What is expected =
Your copy should match the records exactly, apart from the pictures, which stay out.

Records supplied =
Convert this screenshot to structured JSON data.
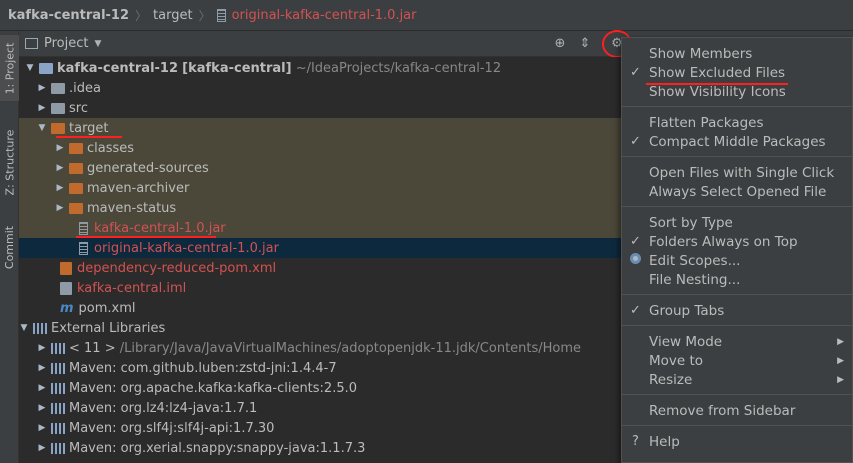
{
  "breadcrumb": {
    "project": "kafka-central-12",
    "folder": "target",
    "file": "original-kafka-central-1.0.jar"
  },
  "stripe": {
    "project_tab": "1: Project",
    "structure_tab": "Z: Structure",
    "commit_tab": "Commit"
  },
  "panel": {
    "title": "Project"
  },
  "tree": {
    "root_name": "kafka-central-12",
    "root_module": "[kafka-central]",
    "root_path": "~/IdeaProjects/kafka-central-12",
    "idea": ".idea",
    "src": "src",
    "target": "target",
    "classes": "classes",
    "generated_sources": "generated-sources",
    "maven_archiver": "maven-archiver",
    "maven_status": "maven-status",
    "jar": "kafka-central-1.0.jar",
    "original_jar": "original-kafka-central-1.0.jar",
    "dep_pom": "dependency-reduced-pom.xml",
    "iml": "kafka-central.iml",
    "pom": "pom.xml",
    "external_libraries": "External Libraries",
    "jdk_name": "< 11 >",
    "jdk_path": "/Library/Java/JavaVirtualMachines/adoptopenjdk-11.jdk/Contents/Home",
    "libs": [
      "Maven: com.github.luben:zstd-jni:1.4.4-7",
      "Maven: org.apache.kafka:kafka-clients:2.5.0",
      "Maven: org.lz4:lz4-java:1.7.1",
      "Maven: org.slf4j:slf4j-api:1.7.30",
      "Maven: org.xerial.snappy:snappy-java:1.1.7.3"
    ]
  },
  "menu": {
    "show_members": "Show Members",
    "show_excluded": "Show Excluded Files",
    "show_visibility": "Show Visibility Icons",
    "flatten": "Flatten Packages",
    "compact": "Compact Middle Packages",
    "open_single": "Open Files with Single Click",
    "always_select": "Always Select Opened File",
    "sort_type": "Sort by Type",
    "folders_top": "Folders Always on Top",
    "edit_scopes": "Edit Scopes...",
    "file_nesting": "File Nesting...",
    "group_tabs": "Group Tabs",
    "view_mode": "View Mode",
    "move_to": "Move to",
    "resize": "Resize",
    "remove_sidebar": "Remove from Sidebar",
    "help": "Help",
    "check_glyph": "✓",
    "help_glyph": "?"
  },
  "colors": {
    "excluded_bg": "#4b483a",
    "selected_bg": "#0d293e",
    "highlight_red": "#ff1f1f",
    "excluded_text": "#d25252"
  }
}
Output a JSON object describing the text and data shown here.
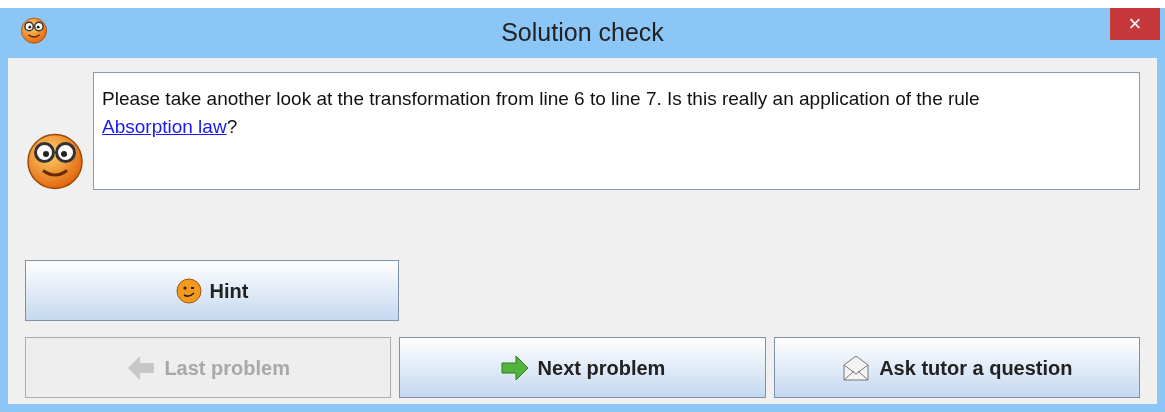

Response to this exercise =
Convert this screenshot to structured JSON data.
{
  "breadcrumb": {
    "project": "kafka-central-12",
    "folder": "target",
    "file": "original-kafka-central-1.0.jar"
  },
  "stripe": {
    "project_tab": "1: Project",
    "structure_tab": "Z: Structure",
    "commit_tab": "Commit"
  },
  "panel": {
    "title": "Project"
  },
  "tree": {
    "root_name": "kafka-central-12",
    "root_module": "[kafka-central]",
    "root_path": "~/IdeaProjects/kafka-central-12",
    "idea": ".idea",
    "src": "src",
    "target": "target",
    "classes": "classes",
    "generated_sources": "generated-sources",
    "maven_archiver": "maven-archiver",
    "maven_status": "maven-status",
    "jar": "kafka-central-1.0.jar",
    "original_jar": "original-kafka-central-1.0.jar",
    "dep_pom": "dependency-reduced-pom.xml",
    "iml": "kafka-central.iml",
    "pom": "pom.xml",
    "external_libraries": "External Libraries",
    "jdk_name": "< 11 >",
    "jdk_path": "/Library/Java/JavaVirtualMachines/adoptopenjdk-11.jdk/Contents/Home",
    "libs": [
      "Maven: com.github.luben:zstd-jni:1.4.4-7",
      "Maven: org.apache.kafka:kafka-clients:2.5.0",
      "Maven: org.lz4:lz4-java:1.7.1",
      "Maven: org.slf4j:slf4j-api:1.7.30",
      "Maven: org.xerial.snappy:snappy-java:1.1.7.3"
    ]
  },
  "menu": {
    "show_members": "Show Members",
    "show_excluded": "Show Excluded Files",
    "show_visibility": "Show Visibility Icons",
    "flatten": "Flatten Packages",
    "compact": "Compact Middle Packages",
    "open_single": "Open Files with Single Click",
    "always_select": "Always Select Opened File",
    "sort_type": "Sort by Type",
    "folders_top": "Folders Always on Top",
    "edit_scopes": "Edit Scopes...",
    "file_nesting": "File Nesting...",
    "group_tabs": "Group Tabs",
    "view_mode": "View Mode",
    "move_to": "Move to",
    "resize": "Resize",
    "remove_sidebar": "Remove from Sidebar",
    "help": "Help",
    "check_glyph": "✓",
    "help_glyph": "?"
  },
  "colors": {
    "excluded_bg": "#4b483a",
    "selected_bg": "#0d293e",
    "highlight_red": "#ff1f1f",
    "excluded_text": "#d25252"
  }
}
Output a JSON object describing the text and data shown here.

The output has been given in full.